Less volatility in corn and soybean prices recently means most farmers are paying slightly lower crop insurance premiums for 2018.
Iowa farmers will benefit from these lower premiums. In February, USDA’s Risk Management Agency began tracking December 2018 corn and November 2018 soybean futures price averages for the month. Those are the figures used to calculate projected prices for crop insurance. The final prices became official after March 1 and are $3.96 per bushel for corn and $10.16 per bushel for soybeans. That’s the same as the 2017 projected price for corn and slightly lower than the $10.19 for soybeans.
However, another factor used to determine final premiums is price volatility for December corn and November soybean futures options. It’s this volatility factor during the last five trading days of February that is used to determine final premiums. In early February, volatility for corn was 4 points lower compared to 2017 and 3 points lower for soybeans. The volatility factors for corn were at some of the lowest levels in the past 20 years.

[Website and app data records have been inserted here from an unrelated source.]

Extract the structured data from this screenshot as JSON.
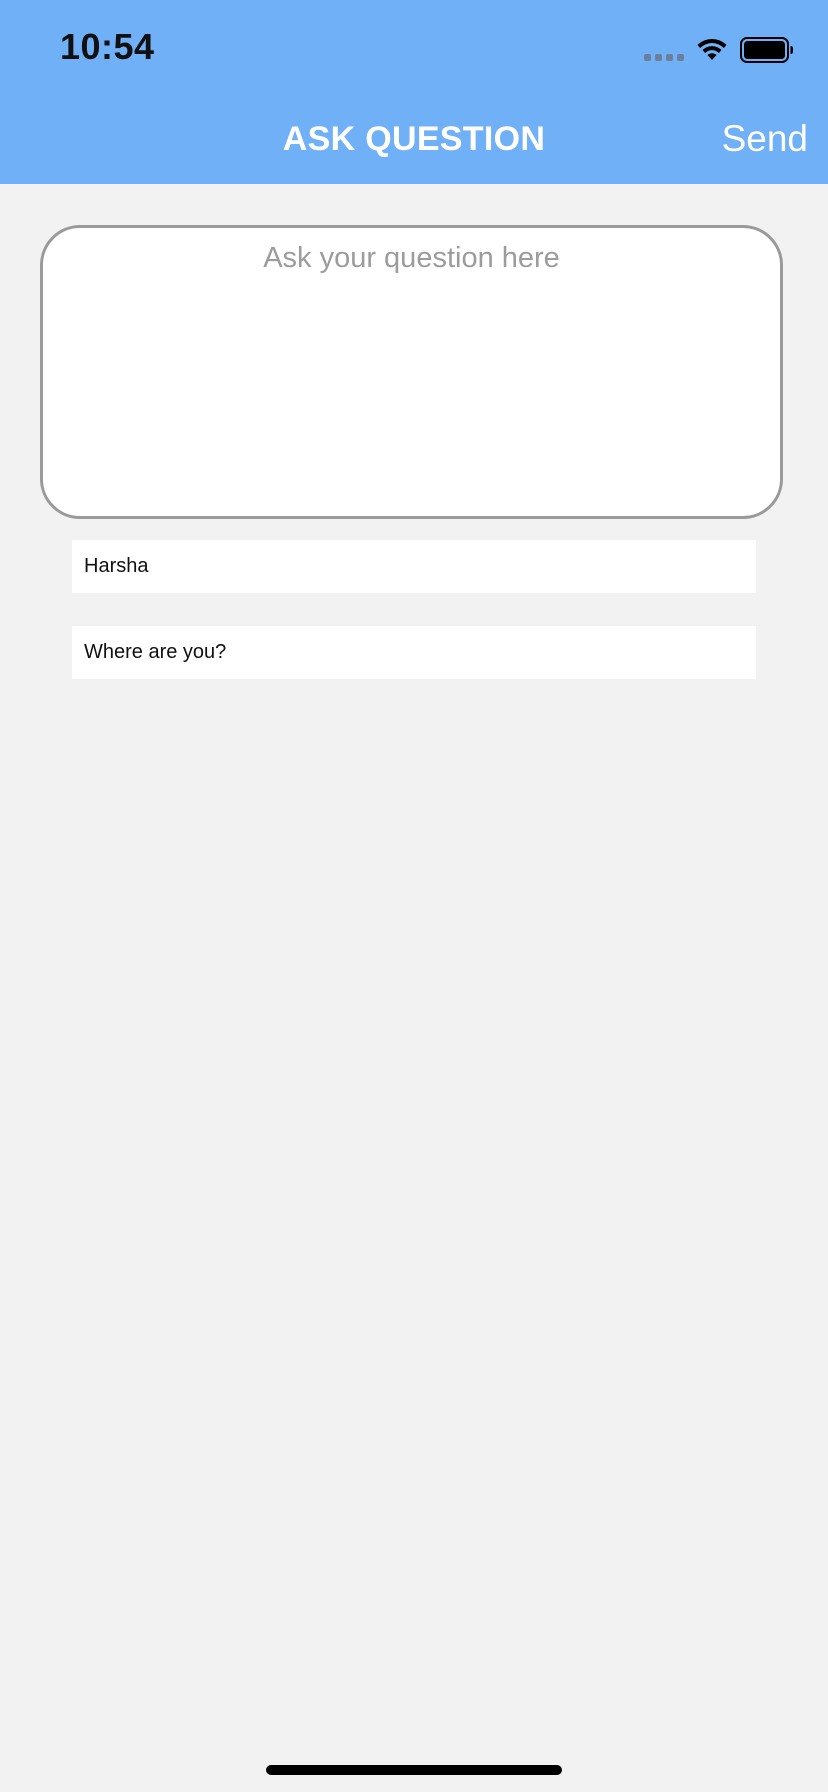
{
  "status_bar": {
    "time": "10:54",
    "icons": [
      "cellular-signal-icon",
      "wifi-icon",
      "battery-icon"
    ]
  },
  "nav": {
    "title": "ASK QUESTION",
    "send_label": "Send"
  },
  "question": {
    "value": "",
    "placeholder": "Ask your question here"
  },
  "fields": {
    "name_value": "Harsha",
    "location_value": "Where are you?"
  },
  "colors": {
    "header_background": "#6fb0f6",
    "page_background": "#f2f2f2",
    "box_border": "#9a9a9a"
  }
}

March 15 deadline to change coverage
How much did the lower volatility factors impact the final 2018 crop insurance premiums? The corn rates will be discounted by nearly 3% in high-risk counties in the Corn Belt and roughly 15% in low-risk counties.

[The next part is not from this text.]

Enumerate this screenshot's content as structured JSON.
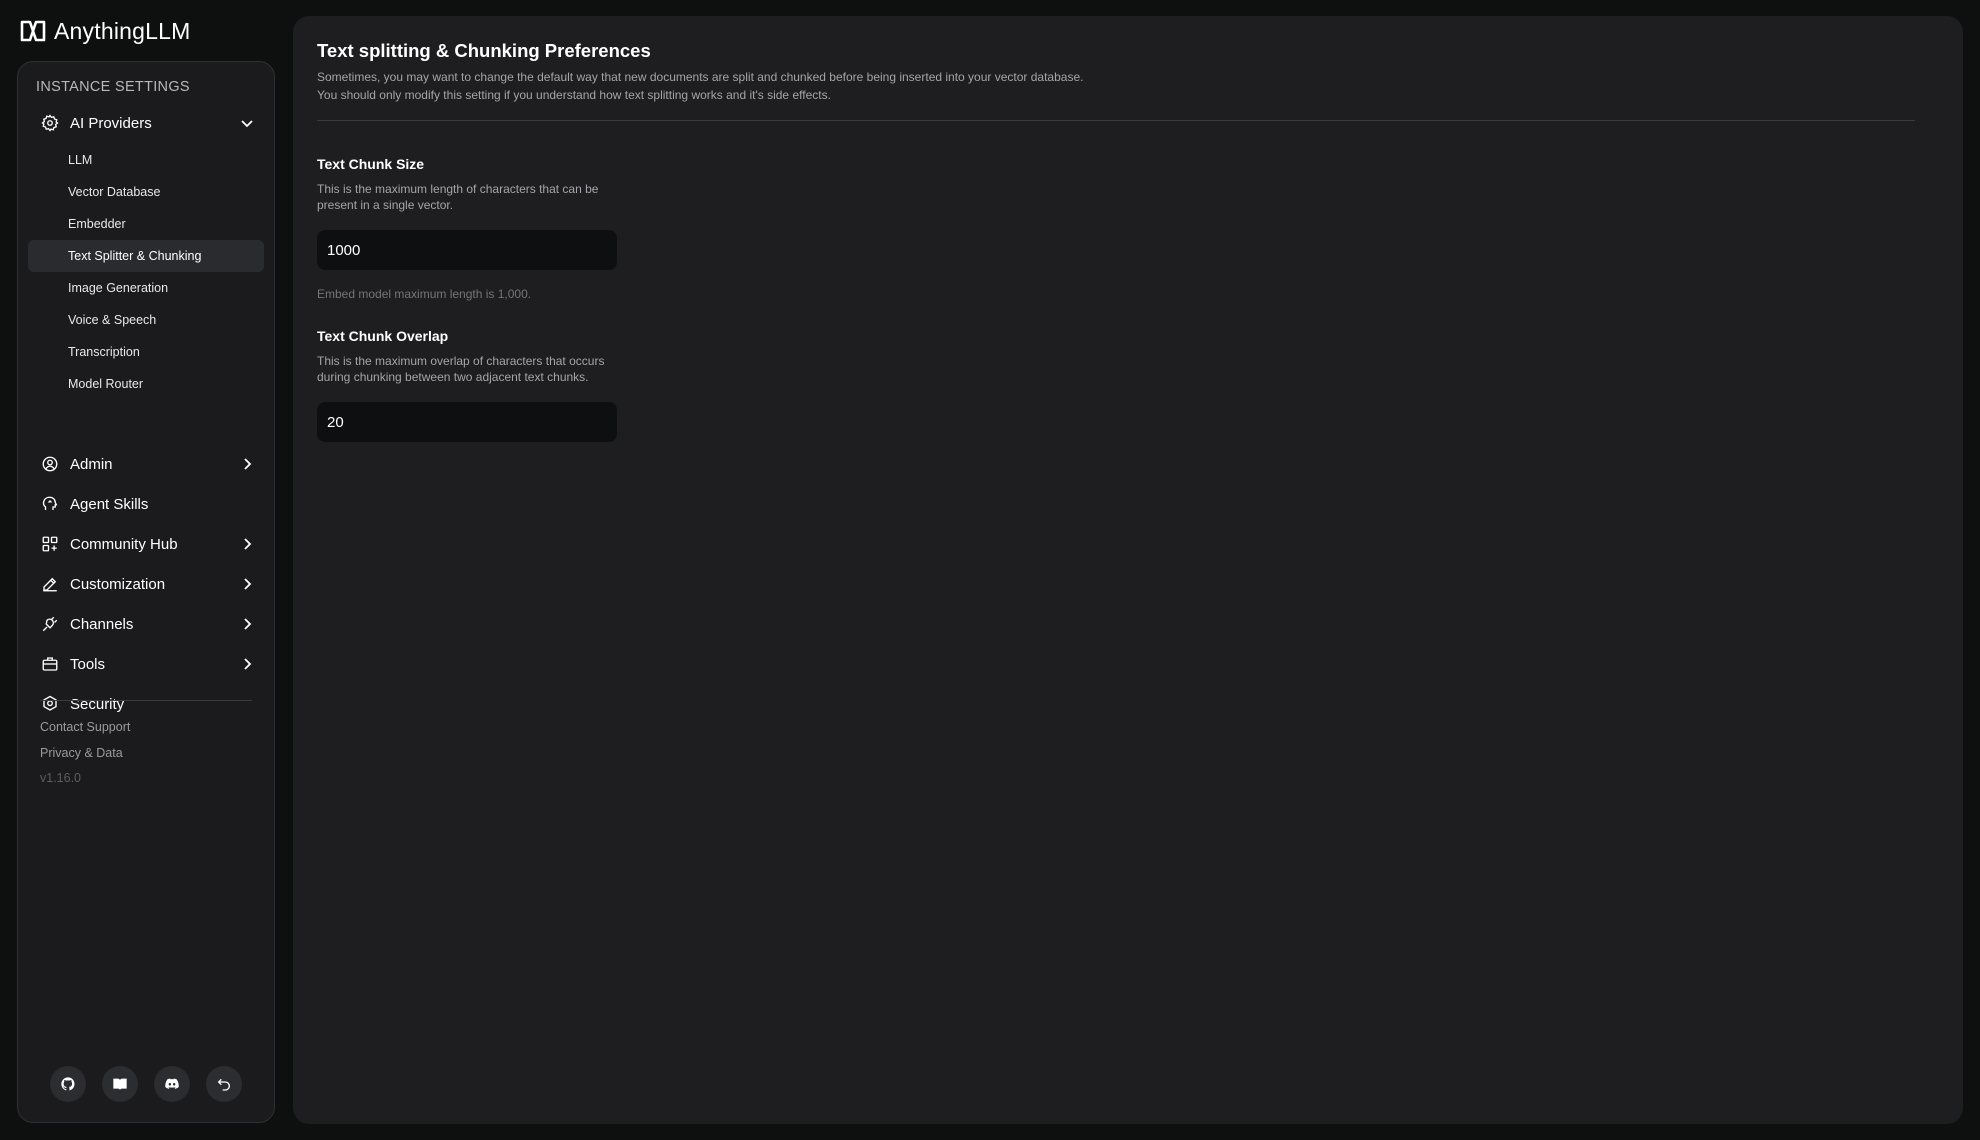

Now that the final premiums for 2018 are known, farmers should communicate with their crop insurance agent before the March 15 final sales closing date for spring-planted crops. Some growers may consider buying crop insurance at higher levels in 2018 since they are saving money with lower premiums. You can take some of the money you budgeted previously for crop insurance and increase your coverage. If you have any questions or concerns about 2018 coverage, call your agent today for an appointment.

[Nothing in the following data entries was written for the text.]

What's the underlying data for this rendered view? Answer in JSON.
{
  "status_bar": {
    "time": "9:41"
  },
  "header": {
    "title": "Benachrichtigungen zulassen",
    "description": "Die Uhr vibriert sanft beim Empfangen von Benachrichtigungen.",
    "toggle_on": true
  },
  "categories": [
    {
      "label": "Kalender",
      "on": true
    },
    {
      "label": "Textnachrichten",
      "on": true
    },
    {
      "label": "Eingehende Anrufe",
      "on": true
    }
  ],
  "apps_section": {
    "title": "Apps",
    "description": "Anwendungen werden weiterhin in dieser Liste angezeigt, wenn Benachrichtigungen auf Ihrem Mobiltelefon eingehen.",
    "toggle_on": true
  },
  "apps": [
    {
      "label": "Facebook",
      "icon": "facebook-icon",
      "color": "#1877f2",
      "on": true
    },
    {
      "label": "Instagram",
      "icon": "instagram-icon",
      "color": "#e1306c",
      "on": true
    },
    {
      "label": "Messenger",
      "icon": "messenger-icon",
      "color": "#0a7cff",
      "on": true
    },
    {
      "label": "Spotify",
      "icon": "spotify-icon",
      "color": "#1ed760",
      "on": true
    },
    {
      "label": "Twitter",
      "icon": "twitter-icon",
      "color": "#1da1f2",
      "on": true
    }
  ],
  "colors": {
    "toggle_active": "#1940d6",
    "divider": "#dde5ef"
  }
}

Other crop insurance considerations
Some additional 2018 changes in crop insurance coverage include:
• If you are adding ground in a new county, you must notify your crop insurance agent before the March 15 deadline.
• The period deemed "practical to replant" was shortened from 25 to 10 days after the final planting dates. In Iowa, the new practical-to-plant periods will run from May 31 through June 10 for corn and June 15 through June 25 for soybeans.
• The rules regarding damage to a crop from actions caused by a third party such as dicamba drift have changed. The insured farmer can protect his or her actual production history for the affected farm. Insured farmers will still need to provide timely notice of loss, and this will only affect production and acres damaged.
Example: A neighbor negligently applies a chemical and the resulting spray drift damages the insured farmer’s crop. While the loss is not covered by crop insurance, the insured farmer can still benefit by eliminating the production and acres impacted from the loss and used to determine the farmer’s APH database.
Use of Revenue Protection
Iowa farmers annually select Revenue Protection Crop Insurance on over 95% of all insured row crop acres in Iowa. Insured farmers are guaranteed revenue per acre using their APH yields times a price guarantee. This price guarantee is determined annually as the higher of the projected price (February simple average) or harvest price (October simple average) for December corn futures and November soybean futures prices. Farmers can choose annually a coverage level by crop and county between 50% and 85% of that revenue guarantee.
Farmers may want to review with their crop insurance agent the existing unit structure, level of coverage and related crop insurance changes well in advance of the March 15 deadline. Consider making an appointment now with your crop insurance agent.
Johnson is the Iowa State University Extension farm management specialist for central Iowa. Contact him at [email protected].